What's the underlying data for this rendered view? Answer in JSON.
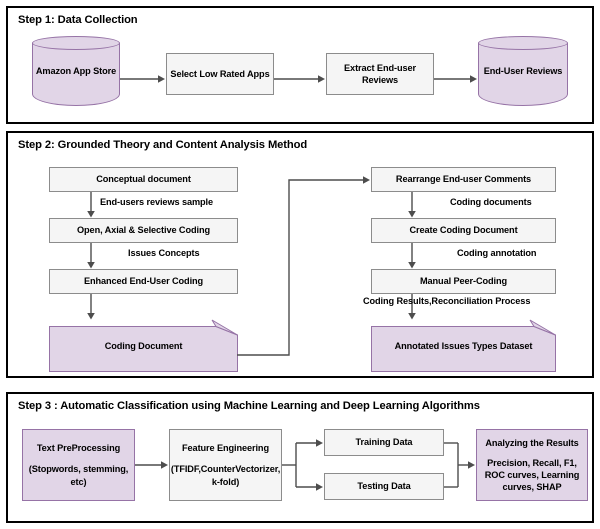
{
  "figure": {
    "title": "Research methodology flowchart",
    "colors": {
      "panel_border": "#000000",
      "process_fill": "#f5f5f5",
      "process_border": "#8c8c8c",
      "highlight_fill": "#e1d5e7",
      "highlight_border": "#9673a6",
      "connector": "#4d4d4d",
      "background": "#ffffff"
    }
  },
  "step1": {
    "title": "Step 1: Data Collection",
    "nodes": {
      "amazon_app_store": "Amazon App Store",
      "select_low_rated_apps": "Select Low Rated Apps",
      "extract_end_user_reviews": "Extract End-user Reviews",
      "end_user_reviews_db": "End- User Reviews"
    }
  },
  "step2": {
    "title": "Step 2: Grounded Theory and Content Analysis Method",
    "left": {
      "conceptual_document": "Conceptual document",
      "open_axial_selective_coding": "Open, Axial & Selective Coding",
      "enhanced_end_user_coding": "Enhanced End-User Coding",
      "coding_document": "Coding Document"
    },
    "right": {
      "rearrange_end_user_comments": "Rearrange End-user Comments",
      "create_coding_document": "Create Coding Document",
      "manual_peer_coding": "Manual Peer-Coding",
      "annotated_issues_types_dataset": "Annotated Issues Types Dataset"
    },
    "edge_labels": {
      "end_users_reviews_sample": "End-users reviews sample",
      "issues_concepts": "Issues Concepts",
      "coding_documents": "Coding documents",
      "coding_annotation": "Coding annotation",
      "coding_results_reconciliation": "Coding Results,Reconciliation Process"
    }
  },
  "step3": {
    "title": "Step 3 : Automatic Classification using Machine Learning and Deep Learning Algorithms",
    "nodes": {
      "text_preprocessing_title": "Text PreProcessing",
      "text_preprocessing_detail": "(Stopwords, stemming, etc)",
      "feature_engineering_title": "Feature Engineering",
      "feature_engineering_detail": "(TFIDF,CounterVectorizer, k-fold)",
      "training_data": "Training Data",
      "testing_data": "Testing Data",
      "analyzing_results_title": "Analyzing the Results",
      "analyzing_results_detail": "Precision, Recall, F1, ROC curves, Learning curves, SHAP"
    }
  }
}
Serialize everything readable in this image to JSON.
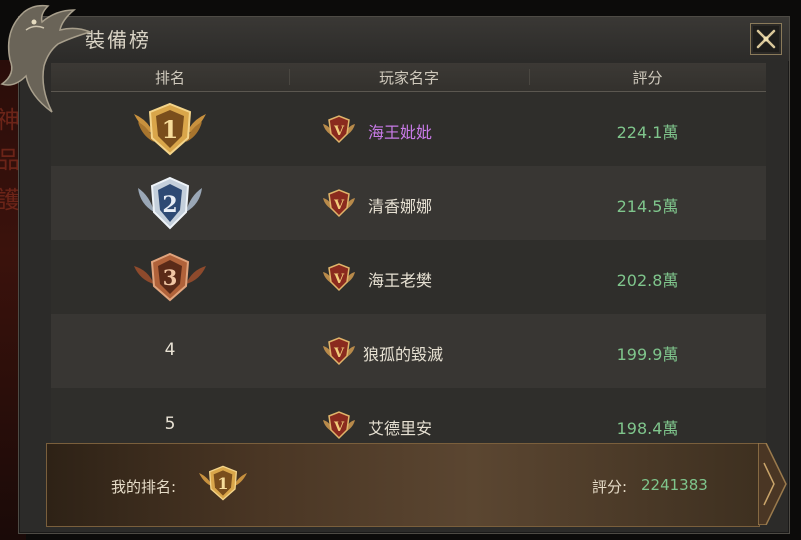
{
  "window": {
    "title": "裝備榜"
  },
  "table": {
    "headers": {
      "rank": "排名",
      "name": "玩家名字",
      "score": "評分"
    },
    "rows": [
      {
        "rank": "1",
        "medal": "gold",
        "name": "海王妣妣",
        "name_color": "#c77ae6",
        "score": "224.1萬"
      },
      {
        "rank": "2",
        "medal": "silver",
        "name": "清香娜娜",
        "name_color": "#e6e0d2",
        "score": "214.5萬"
      },
      {
        "rank": "3",
        "medal": "bronze",
        "name": "海王老樊",
        "name_color": "#e6e0d2",
        "score": "202.8萬"
      },
      {
        "rank": "4",
        "medal": "none",
        "name": "狼孤的毀滅",
        "name_color": "#e6e0d2",
        "score": "199.9萬"
      },
      {
        "rank": "5",
        "medal": "none",
        "name": "艾德里安",
        "name_color": "#e6e0d2",
        "score": "198.4萬"
      }
    ]
  },
  "my_rank": {
    "label": "我的排名:",
    "rank": "1",
    "score_label": "評分:",
    "score": "2241383"
  },
  "icons": {
    "close": "close-x-icon",
    "vip": "vip-crown-badge-icon",
    "medal": "rank-medal-icon",
    "logo": "dragon-emblem-icon"
  },
  "colors": {
    "gold": "#d9a64a",
    "silver": "#9fb2c9",
    "bronze": "#b0623a",
    "score_green": "#7fc58c",
    "purple_name": "#c77ae6"
  }
}
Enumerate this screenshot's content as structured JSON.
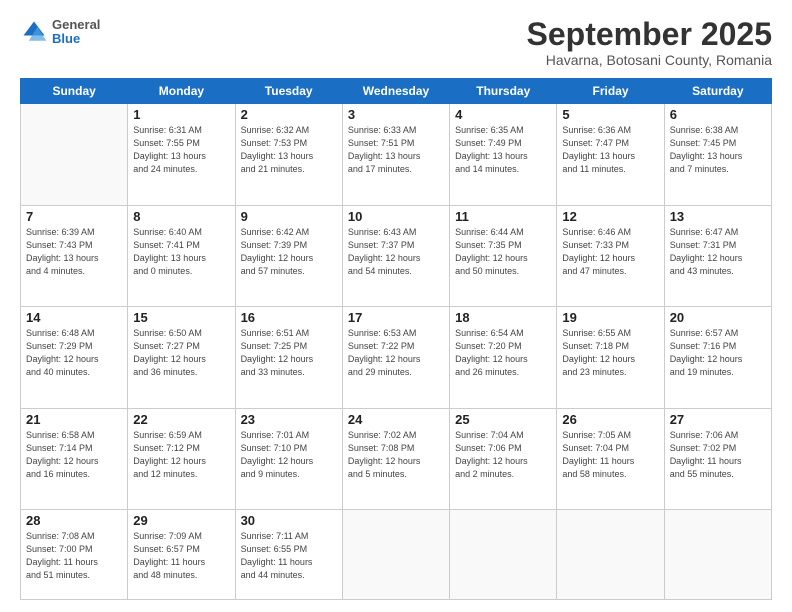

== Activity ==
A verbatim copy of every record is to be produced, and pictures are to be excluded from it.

== Answer to this exercise ==
What's the underlying data for this rendered view? Answer in JSON.
{
  "figure": {
    "title": "Research methodology flowchart",
    "colors": {
      "panel_border": "#000000",
      "process_fill": "#f5f5f5",
      "process_border": "#8c8c8c",
      "highlight_fill": "#e1d5e7",
      "highlight_border": "#9673a6",
      "connector": "#4d4d4d",
      "background": "#ffffff"
    }
  },
  "step1": {
    "title": "Step 1: Data Collection",
    "nodes": {
      "amazon_app_store": "Amazon App Store",
      "select_low_rated_apps": "Select Low Rated Apps",
      "extract_end_user_reviews": "Extract End-user Reviews",
      "end_user_reviews_db": "End- User Reviews"
    }
  },
  "step2": {
    "title": "Step 2: Grounded Theory and Content Analysis Method",
    "left": {
      "conceptual_document": "Conceptual document",
      "open_axial_selective_coding": "Open, Axial & Selective Coding",
      "enhanced_end_user_coding": "Enhanced End-User Coding",
      "coding_document": "Coding Document"
    },
    "right": {
      "rearrange_end_user_comments": "Rearrange End-user Comments",
      "create_coding_document": "Create Coding Document",
      "manual_peer_coding": "Manual Peer-Coding",
      "annotated_issues_types_dataset": "Annotated Issues Types Dataset"
    },
    "edge_labels": {
      "end_users_reviews_sample": "End-users reviews sample",
      "issues_concepts": "Issues Concepts",
      "coding_documents": "Coding documents",
      "coding_annotation": "Coding annotation",
      "coding_results_reconciliation": "Coding Results,Reconciliation Process"
    }
  },
  "step3": {
    "title": "Step 3 : Automatic Classification using Machine Learning and Deep Learning Algorithms",
    "nodes": {
      "text_preprocessing_title": "Text PreProcessing",
      "text_preprocessing_detail": "(Stopwords, stemming, etc)",
      "feature_engineering_title": "Feature Engineering",
      "feature_engineering_detail": "(TFIDF,CounterVectorizer, k-fold)",
      "training_data": "Training Data",
      "testing_data": "Testing Data",
      "analyzing_results_title": "Analyzing the Results",
      "analyzing_results_detail": "Precision, Recall, F1, ROC curves, Learning curves, SHAP"
    }
  }
}
Serialize everything readable in this image to JSON.
{
  "window": {
    "title": "裝備榜"
  },
  "table": {
    "headers": {
      "rank": "排名",
      "name": "玩家名字",
      "score": "評分"
    },
    "rows": [
      {
        "rank": "1",
        "medal": "gold",
        "name": "海王妣妣",
        "name_color": "#c77ae6",
        "score": "224.1萬"
      },
      {
        "rank": "2",
        "medal": "silver",
        "name": "清香娜娜",
        "name_color": "#e6e0d2",
        "score": "214.5萬"
      },
      {
        "rank": "3",
        "medal": "bronze",
        "name": "海王老樊",
        "name_color": "#e6e0d2",
        "score": "202.8萬"
      },
      {
        "rank": "4",
        "medal": "none",
        "name": "狼孤的毀滅",
        "name_color": "#e6e0d2",
        "score": "199.9萬"
      },
      {
        "rank": "5",
        "medal": "none",
        "name": "艾德里安",
        "name_color": "#e6e0d2",
        "score": "198.4萬"
      }
    ]
  },
  "my_rank": {
    "label": "我的排名:",
    "rank": "1",
    "score_label": "評分:",
    "score": "2241383"
  },
  "icons": {
    "close": "close-x-icon",
    "vip": "vip-crown-badge-icon",
    "medal": "rank-medal-icon",
    "logo": "dragon-emblem-icon"
  },
  "colors": {
    "gold": "#d9a64a",
    "silver": "#9fb2c9",
    "bronze": "#b0623a",
    "score_green": "#7fc58c",
    "purple_name": "#c77ae6"
  }
}
Enumerate this screenshot's content as structured JSON.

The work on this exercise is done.